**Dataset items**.
---

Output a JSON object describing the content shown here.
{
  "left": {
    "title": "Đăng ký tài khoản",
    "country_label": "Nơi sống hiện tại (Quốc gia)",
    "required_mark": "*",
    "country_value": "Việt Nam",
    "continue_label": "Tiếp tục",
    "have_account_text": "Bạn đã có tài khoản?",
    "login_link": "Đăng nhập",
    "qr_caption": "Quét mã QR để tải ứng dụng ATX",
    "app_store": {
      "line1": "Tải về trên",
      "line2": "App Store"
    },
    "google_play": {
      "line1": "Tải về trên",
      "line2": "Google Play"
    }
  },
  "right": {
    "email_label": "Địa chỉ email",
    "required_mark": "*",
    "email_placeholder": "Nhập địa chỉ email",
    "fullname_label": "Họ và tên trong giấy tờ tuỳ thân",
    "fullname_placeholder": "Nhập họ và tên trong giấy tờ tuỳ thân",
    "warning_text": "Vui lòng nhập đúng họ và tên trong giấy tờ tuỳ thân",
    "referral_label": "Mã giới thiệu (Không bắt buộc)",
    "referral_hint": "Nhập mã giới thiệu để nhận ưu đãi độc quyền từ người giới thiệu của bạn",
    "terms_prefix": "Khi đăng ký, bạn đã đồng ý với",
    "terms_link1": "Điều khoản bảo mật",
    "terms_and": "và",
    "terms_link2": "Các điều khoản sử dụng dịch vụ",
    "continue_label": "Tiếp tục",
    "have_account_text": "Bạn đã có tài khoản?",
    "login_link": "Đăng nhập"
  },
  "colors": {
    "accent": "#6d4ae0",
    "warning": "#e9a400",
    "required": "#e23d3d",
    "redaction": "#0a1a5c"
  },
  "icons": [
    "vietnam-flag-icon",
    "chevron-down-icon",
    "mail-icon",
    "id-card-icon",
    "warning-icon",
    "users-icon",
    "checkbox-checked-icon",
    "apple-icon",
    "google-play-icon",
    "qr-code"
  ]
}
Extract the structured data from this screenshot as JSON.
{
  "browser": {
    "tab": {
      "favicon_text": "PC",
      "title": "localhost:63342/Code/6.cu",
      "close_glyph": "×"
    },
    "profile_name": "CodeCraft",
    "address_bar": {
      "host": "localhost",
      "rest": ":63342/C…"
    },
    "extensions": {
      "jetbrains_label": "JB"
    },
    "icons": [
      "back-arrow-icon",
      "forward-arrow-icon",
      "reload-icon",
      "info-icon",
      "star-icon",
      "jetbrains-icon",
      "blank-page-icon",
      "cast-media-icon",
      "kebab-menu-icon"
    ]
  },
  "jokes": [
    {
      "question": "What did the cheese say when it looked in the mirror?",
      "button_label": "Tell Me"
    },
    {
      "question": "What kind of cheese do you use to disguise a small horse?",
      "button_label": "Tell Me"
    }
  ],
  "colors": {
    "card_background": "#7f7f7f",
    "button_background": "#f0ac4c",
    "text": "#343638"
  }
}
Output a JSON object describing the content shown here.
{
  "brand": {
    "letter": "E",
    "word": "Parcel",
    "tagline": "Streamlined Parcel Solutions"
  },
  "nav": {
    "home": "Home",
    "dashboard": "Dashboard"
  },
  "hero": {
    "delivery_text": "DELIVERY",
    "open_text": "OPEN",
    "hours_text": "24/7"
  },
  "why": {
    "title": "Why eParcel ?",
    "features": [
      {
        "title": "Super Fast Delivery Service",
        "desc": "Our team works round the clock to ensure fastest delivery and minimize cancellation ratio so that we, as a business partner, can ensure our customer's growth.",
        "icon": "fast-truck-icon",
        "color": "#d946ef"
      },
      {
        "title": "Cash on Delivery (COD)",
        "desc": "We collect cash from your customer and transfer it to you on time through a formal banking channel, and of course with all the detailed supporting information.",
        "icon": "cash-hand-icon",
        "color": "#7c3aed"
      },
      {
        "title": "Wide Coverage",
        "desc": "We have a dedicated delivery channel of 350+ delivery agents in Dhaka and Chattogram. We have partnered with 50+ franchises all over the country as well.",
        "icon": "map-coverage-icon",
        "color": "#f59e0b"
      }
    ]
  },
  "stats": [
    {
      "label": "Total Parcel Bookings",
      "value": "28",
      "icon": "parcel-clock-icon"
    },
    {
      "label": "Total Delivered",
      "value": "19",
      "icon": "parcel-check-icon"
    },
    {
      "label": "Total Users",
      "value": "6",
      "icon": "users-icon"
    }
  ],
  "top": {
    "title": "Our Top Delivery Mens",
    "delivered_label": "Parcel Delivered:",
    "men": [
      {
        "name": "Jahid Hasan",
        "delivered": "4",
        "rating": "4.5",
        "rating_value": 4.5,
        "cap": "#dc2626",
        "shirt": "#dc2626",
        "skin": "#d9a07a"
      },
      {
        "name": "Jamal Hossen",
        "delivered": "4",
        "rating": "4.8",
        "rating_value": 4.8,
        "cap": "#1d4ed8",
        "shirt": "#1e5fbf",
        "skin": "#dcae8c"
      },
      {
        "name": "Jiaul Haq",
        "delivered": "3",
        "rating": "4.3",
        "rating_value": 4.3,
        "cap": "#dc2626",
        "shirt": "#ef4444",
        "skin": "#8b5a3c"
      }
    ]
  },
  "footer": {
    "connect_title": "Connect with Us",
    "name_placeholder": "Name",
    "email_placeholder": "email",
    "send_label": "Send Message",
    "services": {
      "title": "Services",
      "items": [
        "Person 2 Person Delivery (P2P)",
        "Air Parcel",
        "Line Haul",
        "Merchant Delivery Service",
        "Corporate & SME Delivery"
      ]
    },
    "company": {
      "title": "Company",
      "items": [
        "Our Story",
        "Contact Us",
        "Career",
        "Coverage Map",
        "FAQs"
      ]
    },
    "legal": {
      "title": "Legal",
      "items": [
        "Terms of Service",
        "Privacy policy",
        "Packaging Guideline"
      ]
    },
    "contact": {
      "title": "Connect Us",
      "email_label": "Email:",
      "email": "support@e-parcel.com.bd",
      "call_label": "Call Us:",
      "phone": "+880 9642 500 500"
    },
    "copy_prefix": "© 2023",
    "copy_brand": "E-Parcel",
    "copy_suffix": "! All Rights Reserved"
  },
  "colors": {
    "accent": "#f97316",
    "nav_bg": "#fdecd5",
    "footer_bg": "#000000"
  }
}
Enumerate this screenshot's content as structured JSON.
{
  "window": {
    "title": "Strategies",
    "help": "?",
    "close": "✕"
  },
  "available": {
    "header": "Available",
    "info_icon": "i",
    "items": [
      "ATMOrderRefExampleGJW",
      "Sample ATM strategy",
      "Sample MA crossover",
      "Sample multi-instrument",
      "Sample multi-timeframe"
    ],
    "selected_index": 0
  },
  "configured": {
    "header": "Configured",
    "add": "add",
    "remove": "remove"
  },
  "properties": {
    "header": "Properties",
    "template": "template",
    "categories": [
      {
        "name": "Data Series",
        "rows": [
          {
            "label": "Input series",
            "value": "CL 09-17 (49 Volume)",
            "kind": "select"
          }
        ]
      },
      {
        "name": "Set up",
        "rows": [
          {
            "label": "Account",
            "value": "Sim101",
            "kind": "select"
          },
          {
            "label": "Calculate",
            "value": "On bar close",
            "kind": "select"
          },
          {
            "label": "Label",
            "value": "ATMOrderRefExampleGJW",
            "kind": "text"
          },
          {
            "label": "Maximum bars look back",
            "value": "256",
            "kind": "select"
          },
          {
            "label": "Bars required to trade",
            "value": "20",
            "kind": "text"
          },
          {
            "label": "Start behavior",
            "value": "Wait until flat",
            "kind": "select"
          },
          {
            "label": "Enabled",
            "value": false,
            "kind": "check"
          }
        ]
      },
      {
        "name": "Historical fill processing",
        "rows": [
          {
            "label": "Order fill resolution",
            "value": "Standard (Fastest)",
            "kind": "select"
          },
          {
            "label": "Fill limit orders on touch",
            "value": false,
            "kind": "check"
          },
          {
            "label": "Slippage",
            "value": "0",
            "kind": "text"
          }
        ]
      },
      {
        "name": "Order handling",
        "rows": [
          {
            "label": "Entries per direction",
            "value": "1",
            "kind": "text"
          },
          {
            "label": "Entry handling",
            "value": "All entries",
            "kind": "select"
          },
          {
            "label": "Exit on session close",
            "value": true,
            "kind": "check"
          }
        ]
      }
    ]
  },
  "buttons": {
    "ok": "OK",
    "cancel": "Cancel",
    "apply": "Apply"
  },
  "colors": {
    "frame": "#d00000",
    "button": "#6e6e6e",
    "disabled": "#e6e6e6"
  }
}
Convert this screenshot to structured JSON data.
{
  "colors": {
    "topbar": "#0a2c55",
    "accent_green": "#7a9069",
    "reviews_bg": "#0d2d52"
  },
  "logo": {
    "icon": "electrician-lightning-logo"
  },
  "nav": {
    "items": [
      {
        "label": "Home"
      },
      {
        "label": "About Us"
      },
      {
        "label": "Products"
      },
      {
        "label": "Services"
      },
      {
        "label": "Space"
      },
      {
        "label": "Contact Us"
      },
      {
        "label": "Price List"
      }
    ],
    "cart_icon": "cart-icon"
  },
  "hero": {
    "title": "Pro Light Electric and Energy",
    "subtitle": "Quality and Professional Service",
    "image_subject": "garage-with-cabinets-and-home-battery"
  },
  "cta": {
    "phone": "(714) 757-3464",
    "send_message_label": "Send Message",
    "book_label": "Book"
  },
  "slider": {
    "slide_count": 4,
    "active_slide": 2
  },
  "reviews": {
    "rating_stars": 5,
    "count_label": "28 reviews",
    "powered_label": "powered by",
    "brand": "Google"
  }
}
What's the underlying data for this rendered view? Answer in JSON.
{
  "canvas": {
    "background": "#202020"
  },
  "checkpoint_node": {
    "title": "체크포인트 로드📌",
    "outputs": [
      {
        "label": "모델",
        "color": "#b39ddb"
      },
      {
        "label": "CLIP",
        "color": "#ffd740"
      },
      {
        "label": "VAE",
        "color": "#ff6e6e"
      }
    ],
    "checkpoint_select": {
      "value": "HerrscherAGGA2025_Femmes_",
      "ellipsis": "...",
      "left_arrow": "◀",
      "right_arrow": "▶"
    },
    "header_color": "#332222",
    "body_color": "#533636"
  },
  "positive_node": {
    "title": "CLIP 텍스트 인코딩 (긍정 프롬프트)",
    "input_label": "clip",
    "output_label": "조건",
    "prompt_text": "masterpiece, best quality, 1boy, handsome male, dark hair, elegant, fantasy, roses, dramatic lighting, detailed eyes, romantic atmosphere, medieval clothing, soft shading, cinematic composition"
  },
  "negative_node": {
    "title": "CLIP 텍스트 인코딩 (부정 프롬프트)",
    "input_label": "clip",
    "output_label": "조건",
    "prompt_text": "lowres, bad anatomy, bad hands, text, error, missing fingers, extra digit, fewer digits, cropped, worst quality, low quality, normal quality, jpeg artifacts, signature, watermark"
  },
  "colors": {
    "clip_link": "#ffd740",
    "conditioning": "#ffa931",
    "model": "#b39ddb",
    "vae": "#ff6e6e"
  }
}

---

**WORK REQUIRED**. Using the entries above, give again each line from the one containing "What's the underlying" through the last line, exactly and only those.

**YOUR RESPONSE**.
What's the underlying data for this rendered view? Answer in JSON.
{
  "canvas": {
    "background": "#202020"
  },
  "checkpoint_node": {
    "title": "체크포인트 로드📌",
    "outputs": [
      {
        "label": "모델",
        "color": "#b39ddb"
      },
      {
        "label": "CLIP",
        "color": "#ffd740"
      },
      {
        "label": "VAE",
        "color": "#ff6e6e"
      }
    ],
    "checkpoint_select": {
      "value": "HerrscherAGGA2025_Femmes_",
      "ellipsis": "...",
      "left_arrow": "◀",
      "right_arrow": "▶"
    },
    "header_color": "#332222",
    "body_color": "#533636"
  },
  "positive_node": {
    "title": "CLIP 텍스트 인코딩 (긍정 프롬프트)",
    "input_label": "clip",
    "output_label": "조건",
    "prompt_text": "masterpiece, best quality, 1boy, handsome male, dark hair, elegant, fantasy, roses, dramatic lighting, detailed eyes, romantic atmosphere, medieval clothing, soft shading, cinematic composition"
  },
  "negative_node": {
    "title": "CLIP 텍스트 인코딩 (부정 프롬프트)",
    "input_label": "clip",
    "output_label": "조건",
    "prompt_text": "lowres, bad anatomy, bad hands, text, error, missing fingers, extra digit, fewer digits, cropped, worst quality, low quality, normal quality, jpeg artifacts, signature, watermark"
  },
  "colors": {
    "clip_link": "#ffd740",
    "conditioning": "#ffa931",
    "model": "#b39ddb",
    "vae": "#ff6e6e"
  }
}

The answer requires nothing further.